▶ Activity:
Return each line of the listing in which the word "顺丰速运" appears.

▶ Given records:
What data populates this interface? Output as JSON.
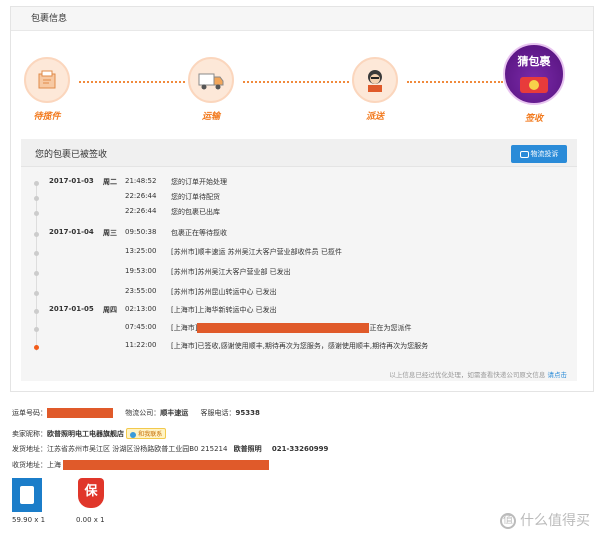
{
  "section_title": "包裹信息",
  "steps": [
    {
      "label": "待揽件",
      "icon": "package-icon"
    },
    {
      "label": "运输",
      "icon": "truck-icon"
    },
    {
      "label": "派送",
      "icon": "courier-icon"
    },
    {
      "label": "签收",
      "icon": "signed-badge-icon",
      "badge_text": "猜包裹"
    }
  ],
  "status": {
    "title": "您的包裹已被签收",
    "complaint_button": "物流投诉",
    "note": "以上信息已经过优化处理，如需查看快递公司原文信息",
    "note_link": "请点击"
  },
  "timeline": [
    {
      "date": "2017-01-03",
      "weekday": "周二",
      "time": "21:48:52",
      "desc": "您的订单开始处理"
    },
    {
      "date": "",
      "weekday": "",
      "time": "22:26:44",
      "desc": "您的订单待配货"
    },
    {
      "date": "",
      "weekday": "",
      "time": "22:26:44",
      "desc": "您的包裹已出库"
    },
    {
      "date": "2017-01-04",
      "weekday": "周三",
      "time": "09:50:38",
      "desc": "包裹正在等待揽收"
    },
    {
      "date": "",
      "weekday": "",
      "time": "13:25:00",
      "desc": "[苏州市]顺丰速运 苏州吴江大客户营业部收件员 已揽件"
    },
    {
      "date": "",
      "weekday": "",
      "time": "19:53:00",
      "desc": "[苏州市]苏州吴江大客户营业部 已发出"
    },
    {
      "date": "",
      "weekday": "",
      "time": "23:55:00",
      "desc": "[苏州市]苏州昆山转运中心 已发出"
    },
    {
      "date": "2017-01-05",
      "weekday": "周四",
      "time": "02:13:00",
      "desc": "[上海市]上海华新转运中心 已发出"
    },
    {
      "date": "",
      "weekday": "",
      "time": "07:45:00",
      "desc_prefix": "[上海市]",
      "desc_suffix": "正在为您派件"
    },
    {
      "date": "",
      "weekday": "",
      "time": "11:22:00",
      "desc": "[上海市]已签收,感谢使用顺丰,期待再次为您服务，感谢使用顺丰,期待再次为您服务"
    }
  ],
  "order": {
    "waybill_label": "运单号码：",
    "carrier_label": "物流公司：",
    "carrier": "顺丰速运",
    "phone_label": "客服电话：",
    "phone": "95338",
    "seller_label": "卖家昵称：",
    "seller": "欧普照明电工电器旗舰店",
    "contact_label": "和我联系",
    "ship_label": "发货地址：",
    "ship_address": "江苏省苏州市吴江区 汾湖区汾杨路欧普工业园B0 215214",
    "ship_brand": "欧普照明",
    "ship_phone": "021-33260999",
    "recv_label": "收货地址：",
    "recv_address": "上海"
  },
  "products": [
    {
      "price": "59.90 x 1"
    },
    {
      "price": "0.00 x 1",
      "badge": "保"
    }
  ],
  "watermark": "什么值得买",
  "colors": {
    "accent": "#f27a1e",
    "blue": "#2a8bd8",
    "redact": "#e05a2a"
  }
}
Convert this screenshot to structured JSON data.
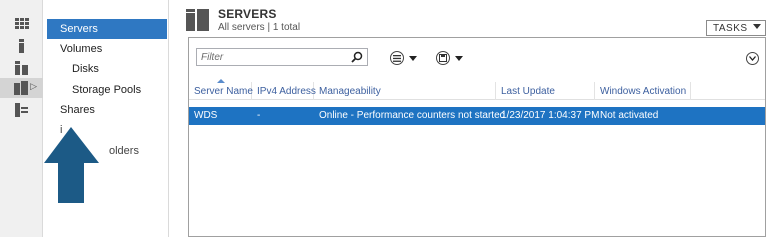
{
  "nav": {
    "items": [
      {
        "label": "Servers"
      },
      {
        "label": "Volumes"
      },
      {
        "label": "Disks"
      },
      {
        "label": "Storage Pools"
      },
      {
        "label": "Shares"
      },
      {
        "label": "i"
      },
      {
        "label": "olders"
      }
    ]
  },
  "header": {
    "title": "SERVERS",
    "subtitle": "All servers | 1 total",
    "tasks_label": "TASKS"
  },
  "filter": {
    "placeholder": "Filter"
  },
  "table": {
    "columns": [
      "Server Name",
      "IPv4 Address",
      "Manageability",
      "Last Update",
      "Windows Activation"
    ],
    "rows": [
      {
        "server_name": "WDS",
        "ipv4": "-",
        "manageability": "Online - Performance counters not started",
        "last_update": "1/23/2017 1:04:37 PM",
        "activation": "Not activated"
      }
    ]
  },
  "colors": {
    "selection": "#2f78c2",
    "arrow": "#1c5a86",
    "header_link": "#3c5f9f"
  }
}
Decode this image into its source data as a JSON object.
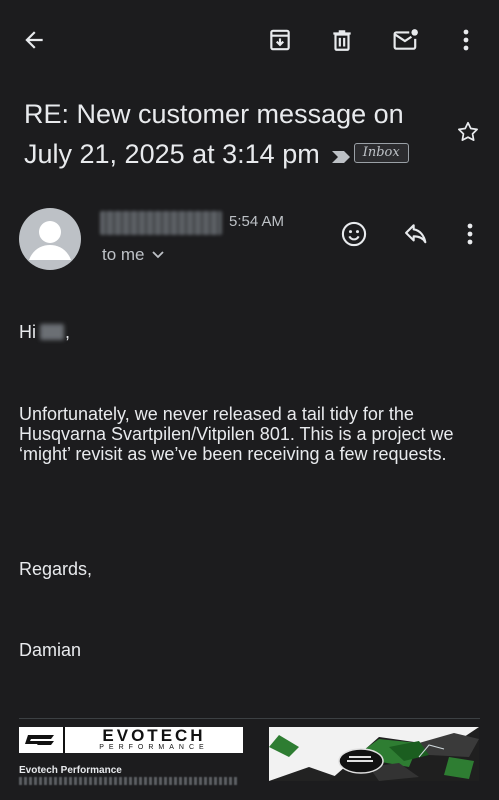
{
  "toolbar": {
    "back_icon": "arrow-back-icon",
    "archive_icon": "archive-icon",
    "delete_icon": "trash-icon",
    "unread_icon": "mark-unread-icon",
    "more_icon": "more-vert-icon"
  },
  "subject": {
    "text": "RE: New customer message on July 21, 2025 at 3:14 pm",
    "label": "Inbox"
  },
  "sender": {
    "time": "5:54 AM",
    "recipient": "to me"
  },
  "message": {
    "greeting_start": "Hi",
    "greeting_end": ",",
    "paragraph": "Unfortunately, we never released a tail tidy for the Husqvarna Svartpilen/Vitpilen 801. This is a project we ‘might’ revisit as we’ve been receiving a few requests.",
    "closing": "Regards,",
    "signature_name": "Damian"
  },
  "signature": {
    "logo_text": "EVOTECH",
    "logo_sub": "PERFORMANCE",
    "company": "Evotech Performance"
  },
  "colors": {
    "background": "#1c1c1e",
    "text": "#e8eaed",
    "secondary": "#bdc1c6",
    "accent_green": "#2e7d32"
  }
}
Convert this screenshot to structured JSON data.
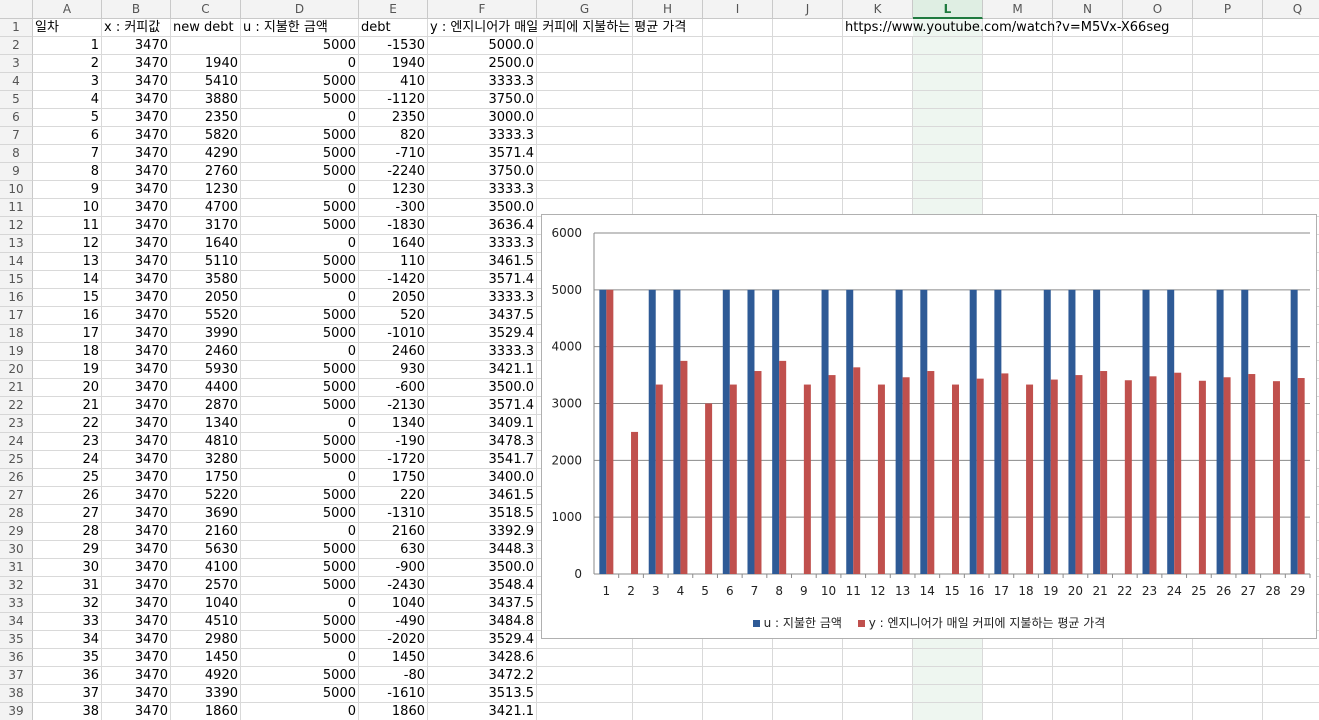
{
  "columns": [
    "A",
    "B",
    "C",
    "D",
    "E",
    "F",
    "G",
    "H",
    "I",
    "J",
    "K",
    "L",
    "M",
    "N",
    "O",
    "P",
    "Q"
  ],
  "selected_column": "L",
  "header_row": {
    "A": "일차",
    "B": "x : 커피값",
    "C": "new debt",
    "D": "u : 지불한 금액",
    "E": "debt",
    "F": "y : 엔지니어가 매일 커피에 지불하는 평균 가격",
    "K": "https://www.youtube.com/watch?v=M5Vx-X66seg"
  },
  "rows": [
    [
      "1",
      "3470",
      "",
      "5000",
      "-1530",
      "5000.0"
    ],
    [
      "2",
      "3470",
      "1940",
      "0",
      "1940",
      "2500.0"
    ],
    [
      "3",
      "3470",
      "5410",
      "5000",
      "410",
      "3333.3"
    ],
    [
      "4",
      "3470",
      "3880",
      "5000",
      "-1120",
      "3750.0"
    ],
    [
      "5",
      "3470",
      "2350",
      "0",
      "2350",
      "3000.0"
    ],
    [
      "6",
      "3470",
      "5820",
      "5000",
      "820",
      "3333.3"
    ],
    [
      "7",
      "3470",
      "4290",
      "5000",
      "-710",
      "3571.4"
    ],
    [
      "8",
      "3470",
      "2760",
      "5000",
      "-2240",
      "3750.0"
    ],
    [
      "9",
      "3470",
      "1230",
      "0",
      "1230",
      "3333.3"
    ],
    [
      "10",
      "3470",
      "4700",
      "5000",
      "-300",
      "3500.0"
    ],
    [
      "11",
      "3470",
      "3170",
      "5000",
      "-1830",
      "3636.4"
    ],
    [
      "12",
      "3470",
      "1640",
      "0",
      "1640",
      "3333.3"
    ],
    [
      "13",
      "3470",
      "5110",
      "5000",
      "110",
      "3461.5"
    ],
    [
      "14",
      "3470",
      "3580",
      "5000",
      "-1420",
      "3571.4"
    ],
    [
      "15",
      "3470",
      "2050",
      "0",
      "2050",
      "3333.3"
    ],
    [
      "16",
      "3470",
      "5520",
      "5000",
      "520",
      "3437.5"
    ],
    [
      "17",
      "3470",
      "3990",
      "5000",
      "-1010",
      "3529.4"
    ],
    [
      "18",
      "3470",
      "2460",
      "0",
      "2460",
      "3333.3"
    ],
    [
      "19",
      "3470",
      "5930",
      "5000",
      "930",
      "3421.1"
    ],
    [
      "20",
      "3470",
      "4400",
      "5000",
      "-600",
      "3500.0"
    ],
    [
      "21",
      "3470",
      "2870",
      "5000",
      "-2130",
      "3571.4"
    ],
    [
      "22",
      "3470",
      "1340",
      "0",
      "1340",
      "3409.1"
    ],
    [
      "23",
      "3470",
      "4810",
      "5000",
      "-190",
      "3478.3"
    ],
    [
      "24",
      "3470",
      "3280",
      "5000",
      "-1720",
      "3541.7"
    ],
    [
      "25",
      "3470",
      "1750",
      "0",
      "1750",
      "3400.0"
    ],
    [
      "26",
      "3470",
      "5220",
      "5000",
      "220",
      "3461.5"
    ],
    [
      "27",
      "3470",
      "3690",
      "5000",
      "-1310",
      "3518.5"
    ],
    [
      "28",
      "3470",
      "2160",
      "0",
      "2160",
      "3392.9"
    ],
    [
      "29",
      "3470",
      "5630",
      "5000",
      "630",
      "3448.3"
    ],
    [
      "30",
      "3470",
      "4100",
      "5000",
      "-900",
      "3500.0"
    ],
    [
      "31",
      "3470",
      "2570",
      "5000",
      "-2430",
      "3548.4"
    ],
    [
      "32",
      "3470",
      "1040",
      "0",
      "1040",
      "3437.5"
    ],
    [
      "33",
      "3470",
      "4510",
      "5000",
      "-490",
      "3484.8"
    ],
    [
      "34",
      "3470",
      "2980",
      "5000",
      "-2020",
      "3529.4"
    ],
    [
      "35",
      "3470",
      "1450",
      "0",
      "1450",
      "3428.6"
    ],
    [
      "36",
      "3470",
      "4920",
      "5000",
      "-80",
      "3472.2"
    ],
    [
      "37",
      "3470",
      "3390",
      "5000",
      "-1610",
      "3513.5"
    ],
    [
      "38",
      "3470",
      "1860",
      "0",
      "1860",
      "3421.1"
    ]
  ],
  "colors": {
    "series_u": "#2e5a96",
    "series_y": "#c0504d",
    "selected_header": "#1f7a3f"
  },
  "chart_data": {
    "type": "bar",
    "categories": [
      "1",
      "2",
      "3",
      "4",
      "5",
      "6",
      "7",
      "8",
      "9",
      "10",
      "11",
      "12",
      "13",
      "14",
      "15",
      "16",
      "17",
      "18",
      "19",
      "20",
      "21",
      "22",
      "23",
      "24",
      "25",
      "26",
      "27",
      "28",
      "29"
    ],
    "series": [
      {
        "name": "u : 지불한 금액",
        "values": [
          5000,
          0,
          5000,
          5000,
          0,
          5000,
          5000,
          5000,
          0,
          5000,
          5000,
          0,
          5000,
          5000,
          0,
          5000,
          5000,
          0,
          5000,
          5000,
          5000,
          0,
          5000,
          5000,
          0,
          5000,
          5000,
          0,
          5000
        ]
      },
      {
        "name": "y : 엔지니어가 매일 커피에 지불하는 평균 가격",
        "values": [
          5000.0,
          2500.0,
          3333.3,
          3750.0,
          3000.0,
          3333.3,
          3571.4,
          3750.0,
          3333.3,
          3500.0,
          3636.4,
          3333.3,
          3461.5,
          3571.4,
          3333.3,
          3437.5,
          3529.4,
          3333.3,
          3421.1,
          3500.0,
          3571.4,
          3409.1,
          3478.3,
          3541.7,
          3400.0,
          3461.5,
          3518.5,
          3392.9,
          3448.3
        ]
      }
    ],
    "yticks": [
      "0",
      "1000",
      "2000",
      "3000",
      "4000",
      "5000",
      "6000"
    ],
    "ylim": [
      0,
      6000
    ],
    "grid": true,
    "legend": "bottom"
  }
}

▶ Task response:
      "desc": "[苏州市]顺丰速运 苏州吴江大客户营业部收件员 已揽件"
    "carrier": "顺丰速运",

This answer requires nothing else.